● **TASK**
The records must be duplicated exactly, with every picture left out.

Data excerpts
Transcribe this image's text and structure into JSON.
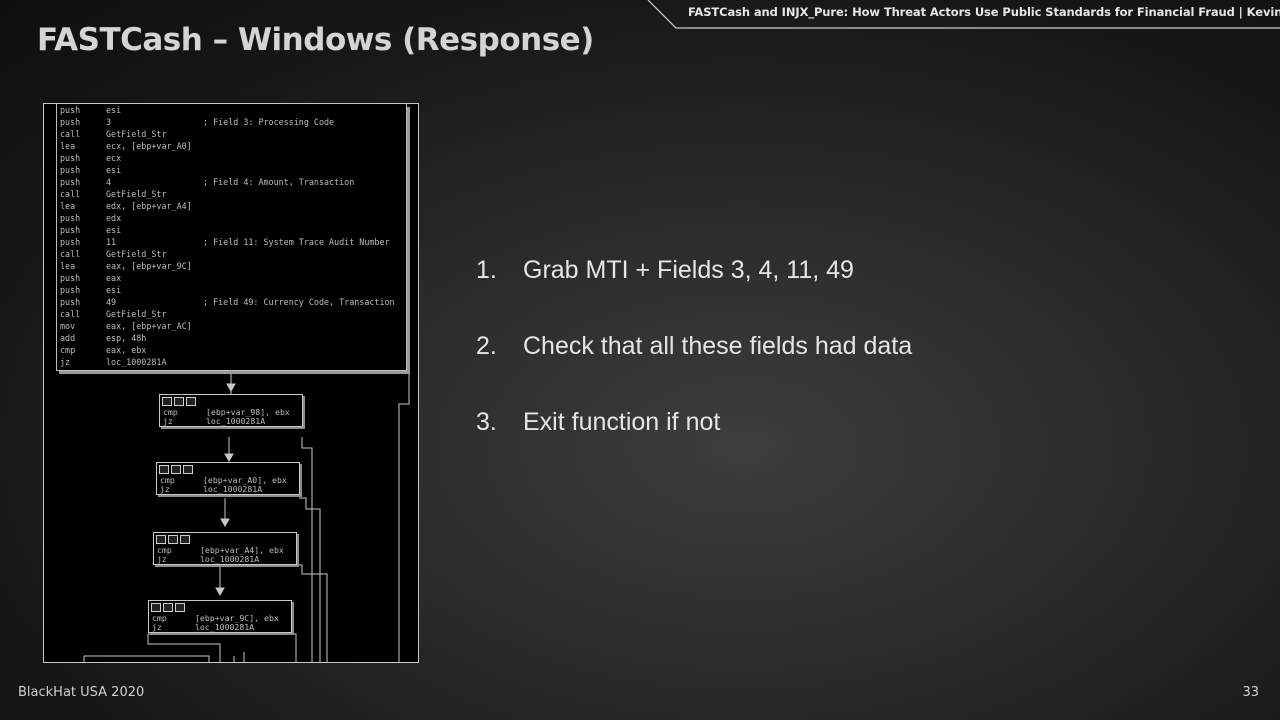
{
  "header": {
    "title": "FASTCash – Windows (Response)",
    "presentation_info": "FASTCash and INJX_Pure: How Threat Actors Use Public Standards for Financial Fraud | Kevin Perlow"
  },
  "footer": {
    "event": "BlackHat USA 2020",
    "page_number": "33"
  },
  "disassembly": {
    "main_block": [
      {
        "op": "push",
        "arg": "esi",
        "comment": ""
      },
      {
        "op": "push",
        "arg": "3",
        "comment": "; Field 3: Processing Code"
      },
      {
        "op": "call",
        "arg": "GetField_Str",
        "comment": ""
      },
      {
        "op": "lea",
        "arg": "ecx, [ebp+var_A0]",
        "comment": ""
      },
      {
        "op": "push",
        "arg": "ecx",
        "comment": ""
      },
      {
        "op": "push",
        "arg": "esi",
        "comment": ""
      },
      {
        "op": "push",
        "arg": "4",
        "comment": "; Field 4: Amount, Transaction"
      },
      {
        "op": "call",
        "arg": "GetField_Str",
        "comment": ""
      },
      {
        "op": "lea",
        "arg": "edx, [ebp+var_A4]",
        "comment": ""
      },
      {
        "op": "push",
        "arg": "edx",
        "comment": ""
      },
      {
        "op": "push",
        "arg": "esi",
        "comment": ""
      },
      {
        "op": "push",
        "arg": "11",
        "comment": "; Field 11: System Trace Audit Number"
      },
      {
        "op": "call",
        "arg": "GetField_Str",
        "comment": ""
      },
      {
        "op": "lea",
        "arg": "eax, [ebp+var_9C]",
        "comment": ""
      },
      {
        "op": "push",
        "arg": "eax",
        "comment": ""
      },
      {
        "op": "push",
        "arg": "esi",
        "comment": ""
      },
      {
        "op": "push",
        "arg": "49",
        "comment": "; Field 49: Currency Code, Transaction"
      },
      {
        "op": "call",
        "arg": "GetField_Str",
        "comment": ""
      },
      {
        "op": "mov",
        "arg": "eax, [ebp+var_AC]",
        "comment": ""
      },
      {
        "op": "add",
        "arg": "esp, 48h",
        "comment": ""
      },
      {
        "op": "cmp",
        "arg": "eax, ebx",
        "comment": ""
      },
      {
        "op": "jz",
        "arg": "loc_1000281A",
        "comment": ""
      }
    ],
    "nodes": [
      {
        "cmp": "cmp",
        "cmp_arg": "[ebp+var_98], ebx",
        "jz": "jz",
        "jz_arg": "loc_1000281A"
      },
      {
        "cmp": "cmp",
        "cmp_arg": "[ebp+var_A0], ebx",
        "jz": "jz",
        "jz_arg": "loc_1000281A"
      },
      {
        "cmp": "cmp",
        "cmp_arg": "[ebp+var_A4], ebx",
        "jz": "jz",
        "jz_arg": "loc_1000281A"
      },
      {
        "cmp": "cmp",
        "cmp_arg": "[ebp+var_9C], ebx",
        "jz": "jz",
        "jz_arg": "loc_1000281A"
      }
    ]
  },
  "steps": [
    {
      "number": "1.",
      "text": "Grab MTI + Fields 3, 4, 11, 49"
    },
    {
      "number": "2.",
      "text": "Check that all these fields had data"
    },
    {
      "number": "3.",
      "text": "Exit function if not"
    }
  ]
}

● **EXERCISE RESPONSE**
Transcribe this image's text and structure into JSON.
{
  "header": {
    "title": "FASTCash – Windows (Response)",
    "presentation_info": "FASTCash and INJX_Pure: How Threat Actors Use Public Standards for Financial Fraud | Kevin Perlow"
  },
  "footer": {
    "event": "BlackHat USA 2020",
    "page_number": "33"
  },
  "disassembly": {
    "main_block": [
      {
        "op": "push",
        "arg": "esi",
        "comment": ""
      },
      {
        "op": "push",
        "arg": "3",
        "comment": "; Field 3: Processing Code"
      },
      {
        "op": "call",
        "arg": "GetField_Str",
        "comment": ""
      },
      {
        "op": "lea",
        "arg": "ecx, [ebp+var_A0]",
        "comment": ""
      },
      {
        "op": "push",
        "arg": "ecx",
        "comment": ""
      },
      {
        "op": "push",
        "arg": "esi",
        "comment": ""
      },
      {
        "op": "push",
        "arg": "4",
        "comment": "; Field 4: Amount, Transaction"
      },
      {
        "op": "call",
        "arg": "GetField_Str",
        "comment": ""
      },
      {
        "op": "lea",
        "arg": "edx, [ebp+var_A4]",
        "comment": ""
      },
      {
        "op": "push",
        "arg": "edx",
        "comment": ""
      },
      {
        "op": "push",
        "arg": "esi",
        "comment": ""
      },
      {
        "op": "push",
        "arg": "11",
        "comment": "; Field 11: System Trace Audit Number"
      },
      {
        "op": "call",
        "arg": "GetField_Str",
        "comment": ""
      },
      {
        "op": "lea",
        "arg": "eax, [ebp+var_9C]",
        "comment": ""
      },
      {
        "op": "push",
        "arg": "eax",
        "comment": ""
      },
      {
        "op": "push",
        "arg": "esi",
        "comment": ""
      },
      {
        "op": "push",
        "arg": "49",
        "comment": "; Field 49: Currency Code, Transaction"
      },
      {
        "op": "call",
        "arg": "GetField_Str",
        "comment": ""
      },
      {
        "op": "mov",
        "arg": "eax, [ebp+var_AC]",
        "comment": ""
      },
      {
        "op": "add",
        "arg": "esp, 48h",
        "comment": ""
      },
      {
        "op": "cmp",
        "arg": "eax, ebx",
        "comment": ""
      },
      {
        "op": "jz",
        "arg": "loc_1000281A",
        "comment": ""
      }
    ],
    "nodes": [
      {
        "cmp": "cmp",
        "cmp_arg": "[ebp+var_98], ebx",
        "jz": "jz",
        "jz_arg": "loc_1000281A"
      },
      {
        "cmp": "cmp",
        "cmp_arg": "[ebp+var_A0], ebx",
        "jz": "jz",
        "jz_arg": "loc_1000281A"
      },
      {
        "cmp": "cmp",
        "cmp_arg": "[ebp+var_A4], ebx",
        "jz": "jz",
        "jz_arg": "loc_1000281A"
      },
      {
        "cmp": "cmp",
        "cmp_arg": "[ebp+var_9C], ebx",
        "jz": "jz",
        "jz_arg": "loc_1000281A"
      }
    ]
  },
  "steps": [
    {
      "number": "1.",
      "text": "Grab MTI + Fields 3, 4, 11, 49"
    },
    {
      "number": "2.",
      "text": "Check that all these fields had data"
    },
    {
      "number": "3.",
      "text": "Exit function if not"
    }
  ]
}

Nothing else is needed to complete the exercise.